Climate Change, Vulnerability, and Health in Colombia and Bolivia
Climate change is affecting the world's natural ecosystems, according to the Fourth Assessment Report of the Intergovernmental Panel on Climate Change. In Latin America, researchers have observed substantial changes in precipitation, temperature, climate variability, and the number and severity of extreme events. This project aims to assess population vulnerability and climate change impacts on waterborne and water-related diseases in Bolivia and Colombia. It will use a participatory, multistakeholder, and transdisciplinary research approach in two Andean Region watersheds, the Lauca River Basin in Bolivia and the Cauca River Basin in Colombia, to develop ecosystem and human health policy adaptation strategies. These river basins are home to indigenous communities and large urban centres, such as Cali. Although on different development paths, communities in both regions are dealing with changes in water availability and quality due to climate change. This affects commercial and subsistence agriculture. It also has important health consequences as waterborne and water-related diseases, such as diarrhea and dengue, are on the rise. Researchers will use an interdisciplinary ecosystem approach to assess population vulnerability to climate change and its impacts on human health in these two watersheds, specifically to determine population vulnerability to waterborne and water-related diseases. They will apply a watershed approach to study social and ecological systems and their interactions. This approach examines systems at a territorial level, bridging the gap between local and national. It will help ensure that researchers consider the range of environmental services to benefit people and engage multiple levels of government and social actors. It will lead to a more effective assessment of vulnerability and adaptation issues. This work will contribute knowledge to the national climate change adaptation policy process in Bolivia and Colombia.

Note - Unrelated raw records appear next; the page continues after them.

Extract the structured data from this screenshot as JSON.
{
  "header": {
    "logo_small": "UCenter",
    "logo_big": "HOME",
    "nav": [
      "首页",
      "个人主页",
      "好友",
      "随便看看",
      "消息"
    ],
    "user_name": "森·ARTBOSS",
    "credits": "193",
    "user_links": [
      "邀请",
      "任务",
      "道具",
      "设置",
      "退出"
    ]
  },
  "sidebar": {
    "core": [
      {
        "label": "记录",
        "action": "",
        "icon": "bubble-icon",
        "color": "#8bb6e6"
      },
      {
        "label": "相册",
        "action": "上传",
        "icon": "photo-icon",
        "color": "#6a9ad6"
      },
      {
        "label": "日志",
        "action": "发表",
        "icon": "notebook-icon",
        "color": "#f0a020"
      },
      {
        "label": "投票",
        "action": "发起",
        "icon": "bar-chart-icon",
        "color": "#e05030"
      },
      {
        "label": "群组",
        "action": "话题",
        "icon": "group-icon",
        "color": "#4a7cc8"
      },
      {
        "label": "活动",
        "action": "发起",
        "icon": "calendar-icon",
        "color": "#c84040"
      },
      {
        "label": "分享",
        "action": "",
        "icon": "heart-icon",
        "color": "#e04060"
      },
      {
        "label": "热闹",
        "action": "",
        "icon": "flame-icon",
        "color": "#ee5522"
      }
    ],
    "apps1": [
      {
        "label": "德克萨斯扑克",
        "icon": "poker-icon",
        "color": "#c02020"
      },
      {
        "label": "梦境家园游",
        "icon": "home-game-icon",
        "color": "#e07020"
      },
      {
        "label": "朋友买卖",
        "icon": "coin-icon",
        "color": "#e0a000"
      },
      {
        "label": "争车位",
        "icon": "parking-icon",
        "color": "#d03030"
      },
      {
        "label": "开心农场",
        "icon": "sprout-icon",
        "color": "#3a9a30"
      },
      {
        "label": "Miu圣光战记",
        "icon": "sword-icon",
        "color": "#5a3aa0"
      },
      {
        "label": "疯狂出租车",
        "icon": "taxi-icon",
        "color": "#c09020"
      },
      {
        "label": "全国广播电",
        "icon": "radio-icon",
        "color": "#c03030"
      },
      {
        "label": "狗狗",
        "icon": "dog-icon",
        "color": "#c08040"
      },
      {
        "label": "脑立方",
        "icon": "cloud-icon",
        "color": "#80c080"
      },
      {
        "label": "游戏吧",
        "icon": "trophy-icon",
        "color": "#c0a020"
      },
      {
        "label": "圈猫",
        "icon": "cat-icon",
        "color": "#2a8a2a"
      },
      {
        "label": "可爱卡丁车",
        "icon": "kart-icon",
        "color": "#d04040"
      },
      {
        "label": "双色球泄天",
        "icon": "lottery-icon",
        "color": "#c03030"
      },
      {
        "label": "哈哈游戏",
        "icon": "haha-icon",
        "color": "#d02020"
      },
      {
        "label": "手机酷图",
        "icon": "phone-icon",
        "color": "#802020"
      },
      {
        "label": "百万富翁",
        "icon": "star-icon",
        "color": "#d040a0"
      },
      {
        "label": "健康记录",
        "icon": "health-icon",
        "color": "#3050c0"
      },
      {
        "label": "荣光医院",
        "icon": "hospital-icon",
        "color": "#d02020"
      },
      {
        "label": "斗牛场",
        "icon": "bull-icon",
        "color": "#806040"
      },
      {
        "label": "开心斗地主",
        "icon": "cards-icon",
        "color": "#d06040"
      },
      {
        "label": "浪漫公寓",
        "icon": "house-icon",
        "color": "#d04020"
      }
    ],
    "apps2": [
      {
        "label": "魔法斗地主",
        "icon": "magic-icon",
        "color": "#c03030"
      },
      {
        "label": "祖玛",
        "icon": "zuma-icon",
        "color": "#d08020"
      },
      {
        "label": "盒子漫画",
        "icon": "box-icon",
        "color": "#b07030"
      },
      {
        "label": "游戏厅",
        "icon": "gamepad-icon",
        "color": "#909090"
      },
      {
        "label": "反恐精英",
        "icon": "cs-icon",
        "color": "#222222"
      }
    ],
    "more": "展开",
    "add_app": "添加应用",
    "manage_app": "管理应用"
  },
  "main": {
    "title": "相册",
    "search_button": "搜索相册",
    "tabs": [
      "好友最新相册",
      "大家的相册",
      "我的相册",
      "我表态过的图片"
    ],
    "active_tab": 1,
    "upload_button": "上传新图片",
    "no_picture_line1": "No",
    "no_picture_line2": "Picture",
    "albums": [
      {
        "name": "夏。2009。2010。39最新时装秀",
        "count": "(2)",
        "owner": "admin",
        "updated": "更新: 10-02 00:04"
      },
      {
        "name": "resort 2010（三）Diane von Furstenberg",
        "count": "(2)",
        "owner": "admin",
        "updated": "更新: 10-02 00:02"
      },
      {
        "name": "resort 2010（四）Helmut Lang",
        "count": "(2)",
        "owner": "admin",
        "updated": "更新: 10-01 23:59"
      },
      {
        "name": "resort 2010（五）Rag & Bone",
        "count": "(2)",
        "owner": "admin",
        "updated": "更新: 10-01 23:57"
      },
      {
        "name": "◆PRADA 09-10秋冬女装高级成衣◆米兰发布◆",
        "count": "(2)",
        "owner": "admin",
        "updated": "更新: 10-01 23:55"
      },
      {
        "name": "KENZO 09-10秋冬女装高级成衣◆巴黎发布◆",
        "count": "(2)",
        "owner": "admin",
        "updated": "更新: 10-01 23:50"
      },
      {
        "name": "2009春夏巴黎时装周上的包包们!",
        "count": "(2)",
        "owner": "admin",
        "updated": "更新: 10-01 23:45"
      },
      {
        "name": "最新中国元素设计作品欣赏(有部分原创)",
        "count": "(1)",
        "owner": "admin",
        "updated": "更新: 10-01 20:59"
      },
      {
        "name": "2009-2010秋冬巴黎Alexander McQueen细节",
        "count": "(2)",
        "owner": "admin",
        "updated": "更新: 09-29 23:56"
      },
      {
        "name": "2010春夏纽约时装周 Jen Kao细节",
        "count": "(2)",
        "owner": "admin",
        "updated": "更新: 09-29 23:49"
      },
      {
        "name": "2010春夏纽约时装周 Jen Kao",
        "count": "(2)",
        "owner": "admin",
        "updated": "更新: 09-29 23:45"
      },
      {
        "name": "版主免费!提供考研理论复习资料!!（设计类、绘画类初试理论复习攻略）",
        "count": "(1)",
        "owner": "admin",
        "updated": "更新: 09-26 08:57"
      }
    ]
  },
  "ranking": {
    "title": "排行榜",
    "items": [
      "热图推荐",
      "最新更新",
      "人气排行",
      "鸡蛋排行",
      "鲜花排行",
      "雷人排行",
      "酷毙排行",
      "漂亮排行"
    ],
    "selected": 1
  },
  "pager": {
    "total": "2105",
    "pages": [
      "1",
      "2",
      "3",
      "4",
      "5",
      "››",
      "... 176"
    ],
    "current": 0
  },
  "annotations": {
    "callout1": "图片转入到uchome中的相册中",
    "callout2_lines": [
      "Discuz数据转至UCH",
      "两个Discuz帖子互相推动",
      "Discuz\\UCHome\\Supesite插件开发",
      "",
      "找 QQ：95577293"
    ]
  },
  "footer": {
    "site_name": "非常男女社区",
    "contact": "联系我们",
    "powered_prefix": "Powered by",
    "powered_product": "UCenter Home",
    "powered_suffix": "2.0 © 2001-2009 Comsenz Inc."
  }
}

Based on the results of the two multistakeholder action research studies, researchers will propose and test adaptation strategies to improve ecosystems and human health. They will work with decision-makers and key stakeholders, especially women and indigenous people. This capacity-building approach will increase the likelihood that solutions are sustainable over the long term. These solutions will translate scientific findings into actions that transcend the health sector, improving the quality and reach of community services. They may also offer support and insight to other regional climate change adaptation initiatives by providing a better understanding of climate change vulnerability in river basins along with improved institutional research capacities.